(App and web page records)
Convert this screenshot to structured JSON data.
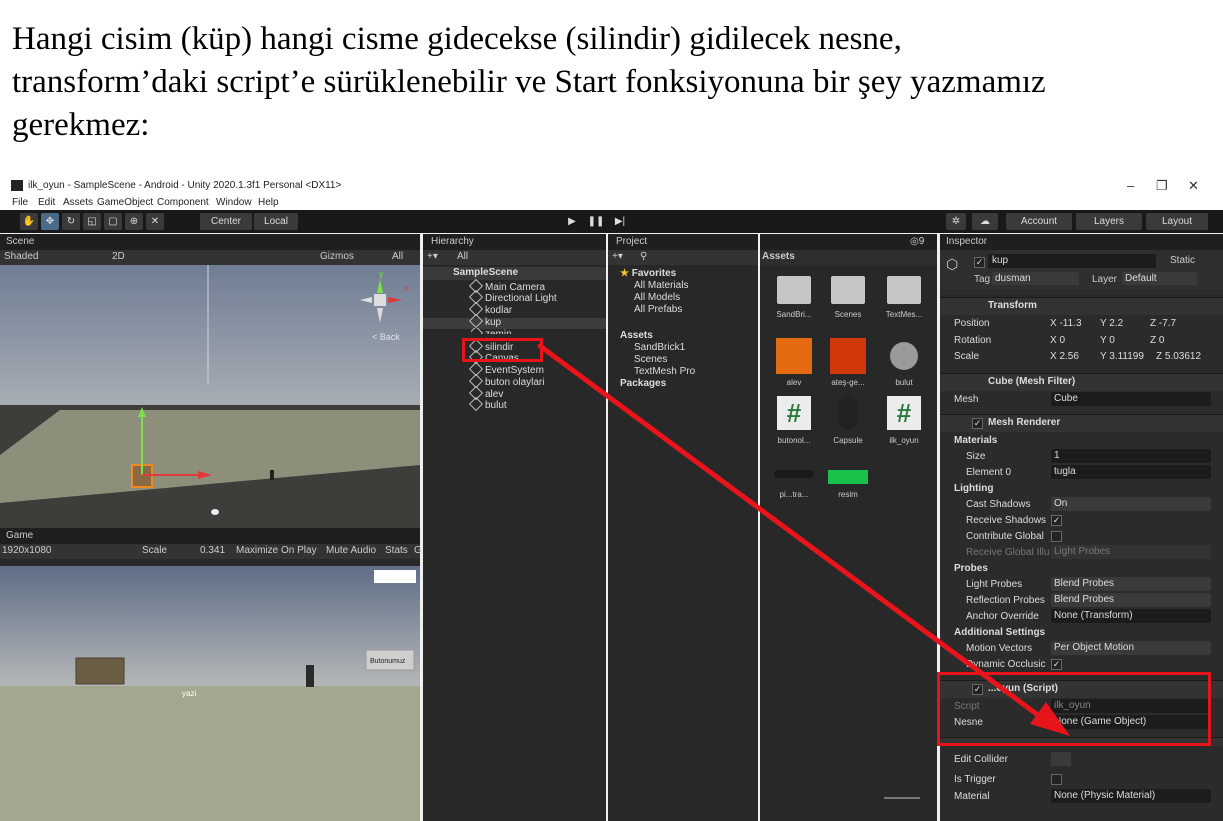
{
  "caption": {
    "line1": "Hangi cisim (küp) hangi cisme gidecekse (silindir) gidilecek nesne,",
    "line2": "transform’daki script’e sürüklenebilir ve Start fonksiyonuna bir şey yazmamız",
    "line3": "gerekmez:"
  },
  "window": {
    "title": "ilk_oyun - SampleScene - Android - Unity 2020.1.3f1 Personal <DX11>"
  },
  "menu": [
    "File",
    "Edit",
    "Assets",
    "GameObject",
    "Component",
    "Window",
    "Help"
  ],
  "toolbar": {
    "center": "Center",
    "local": "Local",
    "account": "Account",
    "layers": "Layers",
    "layout": "Layout"
  },
  "scene": {
    "tab": "Scene",
    "shading": "Shaded",
    "mode2d": "2D",
    "gizmos": "Gizmos",
    "search": "All",
    "back": "< Back",
    "axis_y": "y",
    "axis_x": "x"
  },
  "game": {
    "tab": "Game",
    "resolution": "1920x1080",
    "scale_label": "Scale",
    "scale_value": "0.341",
    "maximize": "Maximize On Play",
    "mute": "Mute Audio",
    "stats": "Stats",
    "gizmos_cut": "G",
    "button_text": "Butonumuz",
    "text_label": "yazi"
  },
  "hierarchy": {
    "tab": "Hierarchy",
    "search": "All",
    "scene": "SampleScene",
    "items": [
      "Main Camera",
      "Directional Light",
      "kodlar",
      "kup",
      "zemin",
      "silindir",
      "Canvas",
      "EventSystem",
      "buton olaylari",
      "alev",
      "bulut"
    ]
  },
  "project": {
    "tab": "Project",
    "favorites": "Favorites",
    "fav_items": [
      "All Materials",
      "All Models",
      "All Prefabs"
    ],
    "assets": "Assets",
    "asset_folders": [
      "SandBrick1",
      "Scenes",
      "TextMesh Pro"
    ],
    "packages": "Packages",
    "grid_title": "Assets",
    "grid": [
      "SandBri...",
      "Scenes",
      "TextMes...",
      "alev",
      "ateş-ge...",
      "bulut",
      "butonol...",
      "Capsule",
      "ilk_oyun",
      "pi...tra...",
      "resim"
    ]
  },
  "inspector": {
    "tab": "Inspector",
    "name": "kup",
    "static": "Static",
    "tag_label": "Tag",
    "tag": "dusman",
    "layer_label": "Layer",
    "layer": "Default",
    "transform": "Transform",
    "position_label": "Position",
    "position": [
      "X -11.3",
      "Y 2.2",
      "Z -7.7"
    ],
    "rotation_label": "Rotation",
    "rotation": [
      "X 0",
      "Y 0",
      "Z 0"
    ],
    "scale_label": "Scale",
    "scale": [
      "X 2.56",
      "Y 3.11199",
      "Z 5.03612"
    ],
    "mesh_filter": "Cube (Mesh Filter)",
    "mesh_label": "Mesh",
    "mesh": "Cube",
    "mesh_renderer": "Mesh Renderer",
    "materials": "Materials",
    "size_label": "Size",
    "size": "1",
    "element0_label": "Element 0",
    "element0": "tugla",
    "lighting": "Lighting",
    "cast_shadows_label": "Cast Shadows",
    "cast_shadows": "On",
    "receive_shadows": "Receive Shadows",
    "contribute_global": "Contribute Global",
    "receive_gi_label": "Receive Global Illu",
    "receive_gi": "Light Probes",
    "probes": "Probes",
    "light_probes_label": "Light Probes",
    "light_probes": "Blend Probes",
    "reflection_probes_label": "Reflection Probes",
    "reflection_probes": "Blend Probes",
    "anchor_label": "Anchor Override",
    "anchor": "None (Transform)",
    "additional": "Additional Settings",
    "motion_label": "Motion Vectors",
    "motion": "Per Object Motion",
    "dynamic_occlusion": "Dynamic Occlusic",
    "script_component": "...oyun (Script)",
    "script_label": "Script",
    "script": "ilk_oyun",
    "nesne_label": "Nesne",
    "nesne": "None (Game Object)",
    "edit_collider": "Edit Collider",
    "is_trigger": "Is Trigger",
    "material_label": "Material",
    "material": "None (Physic Material)"
  },
  "colors": {
    "annotation": "#e8141b",
    "unity_dark": "#282828",
    "selection": "#2c5d87"
  }
}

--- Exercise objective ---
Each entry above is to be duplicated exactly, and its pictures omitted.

--- Answer area ---
Convert this screenshot to structured JSON data.
{
  "caption": {
    "line1": "Hangi cisim (küp) hangi cisme gidecekse (silindir) gidilecek nesne,",
    "line2": "transform’daki script’e sürüklenebilir ve Start fonksiyonuna bir şey yazmamız",
    "line3": "gerekmez:"
  },
  "window": {
    "title": "ilk_oyun - SampleScene - Android - Unity 2020.1.3f1 Personal <DX11>"
  },
  "menu": [
    "File",
    "Edit",
    "Assets",
    "GameObject",
    "Component",
    "Window",
    "Help"
  ],
  "toolbar": {
    "center": "Center",
    "local": "Local",
    "account": "Account",
    "layers": "Layers",
    "layout": "Layout"
  },
  "scene": {
    "tab": "Scene",
    "shading": "Shaded",
    "mode2d": "2D",
    "gizmos": "Gizmos",
    "search": "All",
    "back": "< Back",
    "axis_y": "y",
    "axis_x": "x"
  },
  "game": {
    "tab": "Game",
    "resolution": "1920x1080",
    "scale_label": "Scale",
    "scale_value": "0.341",
    "maximize": "Maximize On Play",
    "mute": "Mute Audio",
    "stats": "Stats",
    "gizmos_cut": "G",
    "button_text": "Butonumuz",
    "text_label": "yazi"
  },
  "hierarchy": {
    "tab": "Hierarchy",
    "search": "All",
    "scene": "SampleScene",
    "items": [
      "Main Camera",
      "Directional Light",
      "kodlar",
      "kup",
      "zemin",
      "silindir",
      "Canvas",
      "EventSystem",
      "buton olaylari",
      "alev",
      "bulut"
    ]
  },
  "project": {
    "tab": "Project",
    "favorites": "Favorites",
    "fav_items": [
      "All Materials",
      "All Models",
      "All Prefabs"
    ],
    "assets": "Assets",
    "asset_folders": [
      "SandBrick1",
      "Scenes",
      "TextMesh Pro"
    ],
    "packages": "Packages",
    "grid_title": "Assets",
    "grid": [
      "SandBri...",
      "Scenes",
      "TextMes...",
      "alev",
      "ateş-ge...",
      "bulut",
      "butonol...",
      "Capsule",
      "ilk_oyun",
      "pi...tra...",
      "resim"
    ]
  },
  "inspector": {
    "tab": "Inspector",
    "name": "kup",
    "static": "Static",
    "tag_label": "Tag",
    "tag": "dusman",
    "layer_label": "Layer",
    "layer": "Default",
    "transform": "Transform",
    "position_label": "Position",
    "position": [
      "X -11.3",
      "Y 2.2",
      "Z -7.7"
    ],
    "rotation_label": "Rotation",
    "rotation": [
      "X 0",
      "Y 0",
      "Z 0"
    ],
    "scale_label": "Scale",
    "scale": [
      "X 2.56",
      "Y 3.11199",
      "Z 5.03612"
    ],
    "mesh_filter": "Cube (Mesh Filter)",
    "mesh_label": "Mesh",
    "mesh": "Cube",
    "mesh_renderer": "Mesh Renderer",
    "materials": "Materials",
    "size_label": "Size",
    "size": "1",
    "element0_label": "Element 0",
    "element0": "tugla",
    "lighting": "Lighting",
    "cast_shadows_label": "Cast Shadows",
    "cast_shadows": "On",
    "receive_shadows": "Receive Shadows",
    "contribute_global": "Contribute Global",
    "receive_gi_label": "Receive Global Illu",
    "receive_gi": "Light Probes",
    "probes": "Probes",
    "light_probes_label": "Light Probes",
    "light_probes": "Blend Probes",
    "reflection_probes_label": "Reflection Probes",
    "reflection_probes": "Blend Probes",
    "anchor_label": "Anchor Override",
    "anchor": "None (Transform)",
    "additional": "Additional Settings",
    "motion_label": "Motion Vectors",
    "motion": "Per Object Motion",
    "dynamic_occlusion": "Dynamic Occlusic",
    "script_component": "...oyun (Script)",
    "script_label": "Script",
    "script": "ilk_oyun",
    "nesne_label": "Nesne",
    "nesne": "None (Game Object)",
    "edit_collider": "Edit Collider",
    "is_trigger": "Is Trigger",
    "material_label": "Material",
    "material": "None (Physic Material)"
  },
  "colors": {
    "annotation": "#e8141b",
    "unity_dark": "#282828",
    "selection": "#2c5d87"
  }
}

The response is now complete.